Though Israel is pleased that Sudan has distanced itself from the radical axis headed by Iran over the past year, it still objects to Sudanese human rights violations, senior Israeli officials said Tuesday.
- Despite benefits, Israel must not help Sudan's genocidal regime
- We don’t need Israeli mediation to improve ties with U.S., say senior Sudanese officials
- Sorry, Darfurians, it seems that for Israel, you are less equal
The International Criminal Court has issued an arrest warrant for Sudanese President Omar al-Bashir on suspicion of genocide and crimes against humanity.
For senior government officials to volunteer such a statement, rather than simply responding to reporters’ questions, is extremely unusual. The statement was prompted by Haaretz’s report last week that Israel is seeking to persuade America and Europe to improve relations with Sudan, in reward for drawing away from Iran and closer to the alliance of Sunni Muslim states led by Saudi Arabia. Israeli diplomats have even urged their European colleagues to help Sudan deal with its external debt, which totals $50 billion.
The senior officials didn’t deny any of the details in Haaretz’s report, but merely tried to explain Israel’s position toward Sudan.
“Israel supports the international community’s efforts to end the bloody conflict in Sudan’s Darfur region,” said one. “In this context, we should make it clear that Sudan’s dissociation from the radical axis headed by Iran, including by severing diplomatic relations with Tehran and halting arms smuggling to the Gaza Strip, suits Israel’s interests.

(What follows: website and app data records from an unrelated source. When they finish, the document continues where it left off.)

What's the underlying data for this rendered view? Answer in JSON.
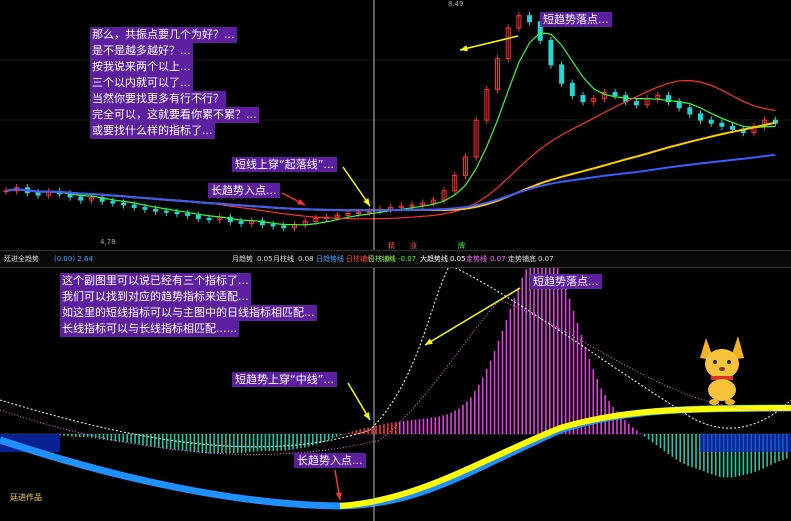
{
  "top_labels": {
    "high_price": "8.49",
    "low_price": "4.78"
  },
  "annotations": {
    "top_left_lines": [
      "那么，共振点要几个为好？...",
      "是不是越多越好？...",
      "按我说来两个以上...",
      "三个以内就可以了...",
      "当然你要找更多有行不行？",
      "完全可以，这就要看你累不累？...",
      "或要找什么样的指标了..."
    ],
    "top_short_fall": "短趋势落点...",
    "top_cross": "短线上穿“起落线”...",
    "top_long_entry": "长趋势入点...",
    "bottom_left_lines": [
      "这个副图里可以说已经有三个指标了...",
      "我们可以找到对应的趋势指标来适配...",
      "如这里的短线指标可以与主图中的日线指标相匹配...",
      "长线指标可以与长线指标相匹配......"
    ],
    "bottom_short_fall": "短趋势落点...",
    "bottom_cross": "短趋势上穿“中线”...",
    "bottom_long_entry": "长趋势入点..."
  },
  "markers": {
    "m1": "精",
    "m2": "涨",
    "m3": "牌"
  },
  "indicator_bar": {
    "name": "廷进全趋势",
    "name_value": "(0.00) 2.64",
    "items": [
      {
        "label": "月趋势",
        "value": "0.05",
        "color": "#dddddd"
      },
      {
        "label": "月柱线",
        "value": "0.08",
        "color": "#dddddd"
      },
      {
        "label": "日趋势线",
        "value": "",
        "color": "#3aa0ff"
      },
      {
        "label": "日柱铺线",
        "value": "-0.06",
        "color": "#ff3b3b"
      },
      {
        "label": "日柱铺线",
        "value": "-0.07",
        "color": "#3cff3c"
      },
      {
        "label": "大趋势线",
        "value": "0.05",
        "color": "#ffffff"
      },
      {
        "label": "走势线",
        "value": "0.07",
        "color": "#ff66ff"
      },
      {
        "label": "走势铺底",
        "value": "0.07",
        "color": "#dddddd"
      }
    ]
  },
  "footer_brand": "廷进作品",
  "colors": {
    "up": "#ff3030",
    "down": "#29d3d3",
    "magenta": "#e040e0",
    "yellow": "#ffff00",
    "blue": "#1e90ff",
    "purple_tag": "#5b1fa0"
  },
  "chart_data": [
    {
      "type": "candlestick",
      "title": "",
      "ylim": [
        4.78,
        8.49
      ],
      "note": "daily candles with moving averages; prices read at low 4.78 and peak 8.49",
      "close": [
        5.45,
        5.5,
        5.42,
        5.38,
        5.44,
        5.4,
        5.35,
        5.3,
        5.34,
        5.28,
        5.25,
        5.22,
        5.18,
        5.15,
        5.12,
        5.1,
        5.08,
        5.05,
        5.0,
        4.98,
        5.02,
        4.95,
        4.92,
        4.96,
        4.9,
        4.88,
        4.85,
        4.9,
        4.95,
        5.0,
        5.02,
        5.05,
        5.08,
        5.1,
        5.12,
        5.15,
        5.18,
        5.2,
        5.22,
        5.25,
        5.3,
        5.45,
        5.7,
        6.0,
        6.6,
        7.1,
        7.6,
        8.1,
        8.3,
        8.2,
        7.9,
        7.5,
        7.2,
        7.0,
        6.9,
        6.95,
        7.05,
        7.0,
        6.9,
        6.85,
        6.95,
        7.0,
        6.9,
        6.8,
        6.7,
        6.6,
        6.55,
        6.5,
        6.45,
        6.4,
        6.5,
        6.6,
        6.55
      ]
    },
    {
      "type": "histogram",
      "title": "",
      "series": [
        {
          "name": "日趋势线",
          "color": "#3aa0ff"
        },
        {
          "name": "大趋势线",
          "color": "#ffffff"
        },
        {
          "name": "走势线",
          "color": "#ff66ff"
        }
      ]
    }
  ]
}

But Israel opposes the human rights violations being committed in Sudan, and as the state of the Jewish people, we will never accept genocide.”
Senior Sudanese officials also commented on Haaretz’s report over the weekend, accusing Israel of trying to profit from positive developments in U.S.-Sudanese relations.
“Efforts to improve relations between the United States and Sudan are being carried out directly between the two countries,” Sudanese officials told the Khartoum-based paper Al-Youm Al-Tali. “Even though Israel has powerful arms through which it can affect American policy toward Sudan, we don’t need Israeli mediation.”
Last week, four Knesset members from both the opposition and the coalition asked Avi Dichter, chairman of the Knesset Foreign Affairs and Defense Committee, to call an urgent committee meeting on Israel’s efforts to persuade other countries to warm up to Sudan. The MKs – Michal Rosin and Tamar Zandberg (Meretz), Ksenia Svetlova (Zionist Union) and Yehuda Glick (Likud) – argued that these efforts have never been discussed by either the committee or the diplomatic-security cabinet.
Al-Bashir, who has ruled Sudan since taking power in a military coup in 1989, is one of the world’s most notorious dictators. He is accused by the ICC with massacring hundreds of thousands of non-Arab African tribesman in Sudan’s Darfur region.
Israeli law doesn’t define Sudan as an enemy country, but the two have no diplomatic relations and have been mutually hostile for many years. Sudanese law singles out Israel as the only country in the world that Sudanese citizens are forbidden to enter. Moreover, Sudan for years hosted a Hamas command post and maintained military and diplomatic alliances with Iran and Hezbollah.
In the past, Iran used Sudan as a base for smuggling arms to Gaza and even built a giant factory near the capital, Khartoum, which manufactured long-range rockets for Hamas and Islamic Jihad.
From 2008 to 2014, several airstrikes were carried out in Sudan on arms convoys headed to Gaza, an Iranian arms ship anchored in Port Sudan and the rocket factory. Sudan blamed Israel, though Jerusalem never officially acknowledged responsibility.
But in late 2014, Sudan began cooling its relations with Iran under heavy pressure from Saudi Arabia. It expelled Iran’s cultural attaché, closed several Iranian culture centers and later joined the Saudi-led coalition fighting the Houthi rebels in Yemem. Finally, in January 2016, it completely severed diplomatic ties with Iran following an attack on the Saudi embassy in Tehran. Sudan also held a public discussion this year about the possibility of normalizing relations with Israel.
Several party leaders voiced support for normalizing relations with Israel. Sudanese Foreign Minister Ibrahim Ghandour said in a public address that normalization with Israel should be considered, though the Sudanese Foreign Ministry later issued a weak denial. Sudanese Vice President Hassabo Mohamed Abdel Rahman said a few days later that normalization with Israel was out of the question.